About this series:
Smaller staff. Deflated security budgets. In-store thievery. When economic times are tough, these are the things security pros must contend with. In this ongoing series, CSOonline looks at ways to ensure the best security possible during a recession.
John Petrie likes the idea of low-cost security as much as the next guy. But while some see green technology as a way to achieve that goal while also helping the environment, Petrie has his doubts.
"You can gain some cost savings with an over-arching green strategy and then take advantage of investments that can achieve green security. But by itself, green security would fail," says Petrie, CISO of San Antonio-based Harland Clarke, a financial services firm with more than 5,000 employees and multiple locations. The problem, he says, is that companies with centralized security programs already make the efficient use of existing people, processes and technology.
Richard Stiennon, CEO of managed security services firm Seccom Global, says one can argue that unified threat management (UTM) appliances are green because they reduce the need for multiple power-consuming boxes, but that doesn't mean the technology is the best security fit for everyone. "While power and heat saving may be something enterprises start to push vendors on, the primary requirement for security devices - blocking threats - will always take precedence," he says.
Nevertheless, a growing number of security pros are looking into the cost-saving benefits of green security in this time of economic uncertainty.
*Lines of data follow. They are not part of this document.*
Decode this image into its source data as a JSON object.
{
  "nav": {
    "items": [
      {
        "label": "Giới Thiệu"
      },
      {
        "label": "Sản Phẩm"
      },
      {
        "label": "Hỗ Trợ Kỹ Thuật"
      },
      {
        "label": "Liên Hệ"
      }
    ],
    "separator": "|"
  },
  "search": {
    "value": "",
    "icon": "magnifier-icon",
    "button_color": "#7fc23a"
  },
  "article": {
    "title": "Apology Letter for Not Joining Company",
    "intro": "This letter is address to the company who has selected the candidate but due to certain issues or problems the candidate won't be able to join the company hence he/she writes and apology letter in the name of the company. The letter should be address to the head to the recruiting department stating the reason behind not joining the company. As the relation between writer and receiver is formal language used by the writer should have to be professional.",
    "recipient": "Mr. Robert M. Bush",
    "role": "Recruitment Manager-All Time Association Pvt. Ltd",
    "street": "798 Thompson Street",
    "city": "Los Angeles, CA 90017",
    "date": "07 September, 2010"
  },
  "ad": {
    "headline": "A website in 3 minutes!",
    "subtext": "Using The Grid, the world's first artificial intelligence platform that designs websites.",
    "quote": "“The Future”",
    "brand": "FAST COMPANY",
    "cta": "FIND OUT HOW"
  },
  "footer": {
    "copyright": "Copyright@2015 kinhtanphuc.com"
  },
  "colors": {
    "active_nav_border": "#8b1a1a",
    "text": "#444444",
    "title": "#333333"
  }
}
Helping the environment is just a bonus, and those who have explored the idea of green security have found they can maintain their defenses just as well with a smaller carbon footprint.
"Going green is no longer optional from a business vantage point," says Joseph Guarino, CEO and senior consultant for Boston-based Evolutionary IT, which specializes in security tools and management. "If you embrace that idea in your future plans, you will reduce your costs while saving the planet."
Cut air travel, cut emissions
Security professionals say green security is about more than shrinking the number of boxes that suck up power and expand a company's carbon footprint.
For Richard Bejtlich, director of incident response at General Electric, the biggest green security challenge is in how the company moves people around. Incident response investigations often require people to fly to offices spread across the country. But travel can be expensive and the environment certainly doesn't benefit from the jet fuel that's burned in the process.
Bejtlich's solution is to find more remote ways for employees to conduct incident response.
"Rather than have the carbon footprint of a plane trip, we can instead focus on moving the data we need (for incident response) instead of moving the people," he says. Bejtlich says a lot of the work can get done using virtual technology without reducing the quality of the security.
To achieve this at GE, Bejtlich has made use of F-Response, a vendor neutral, patent-pending software utility that allows an investigator to conduct live forensics, data recovery, and e-discovery over an IP network using the tools of their choice. "For $5,000 we can use the F-Response enterprise product throughout the company," he says. "It's a very good deal."
Bejtlich is also a believer in letting employees work from home. Like the reduction in air travel, working from home means fewer people burning gas on the way to the office.
"We encourage people to work from home so they don't waste energy on travel. The incident response team is all over the world anyway, so we really don't need to be in an office," he says. "Doing the job virtually makes budgetary sense, we spend more time getting the work done, and the bonus is it lowers our carbon footprint."
Bejtlich's success with virtual technology is music to the ears of Evolutionary IT's Guarino, who sees
Another true believer is Ray Stanton, global head of business continuity for BT, a major UK-based telecommunications provider operating in 170 countries. He pitched the green security concept several times during a recent interview to announce BT's deployment of Crossbeam Systems' X-Series security platform.
Stanton says BT saved money and overhead that would otherwise be spent to maintain and manage 40-plus security devices. BT can now deliver a virtual firewall across its far-flung operation by deploying just three Crossbeam platforms, he says.
"People can either talk green or live it," Stanton says. "We are trying desperately to live it and Crossbeam lets us do it. If you can maintain security while improving your cost base and green position, that can't be wrong, can it?"
Security with fewer bells and whistles
For those looking to consolidate the machinery without increasing risk, a thorough vetting of technology is a must, says Sandra Kay Miller, an independent security analyst based in Harrisburg, Penn. From her own research, she has come across a variety of products that will reduce power consumption without shortchanging security.
As one example, she says she is looking at the latest Endpoint Security and Control product from Sophos and has found that it could probably be used in place of several best-of-breed appliances and their combined functionality.
"So many security products today are covering multiple bases and doing it well," she says. "The challenge is to decide which products best meet the needs of the organization effectively enough to warrant the consolidation of products."
Beware of the hype
Of course, as the green IT movement grows, so does the crush of publicity from vendors trying to cash in on it. Illinois-based security consultant and writer John Bambenek sees a lot of hype building around the green IT movement, and it makes him skeptical.
"'Going green' is the fad du jour right now, so [vendors] are trying to jump on that bandwagon," he says.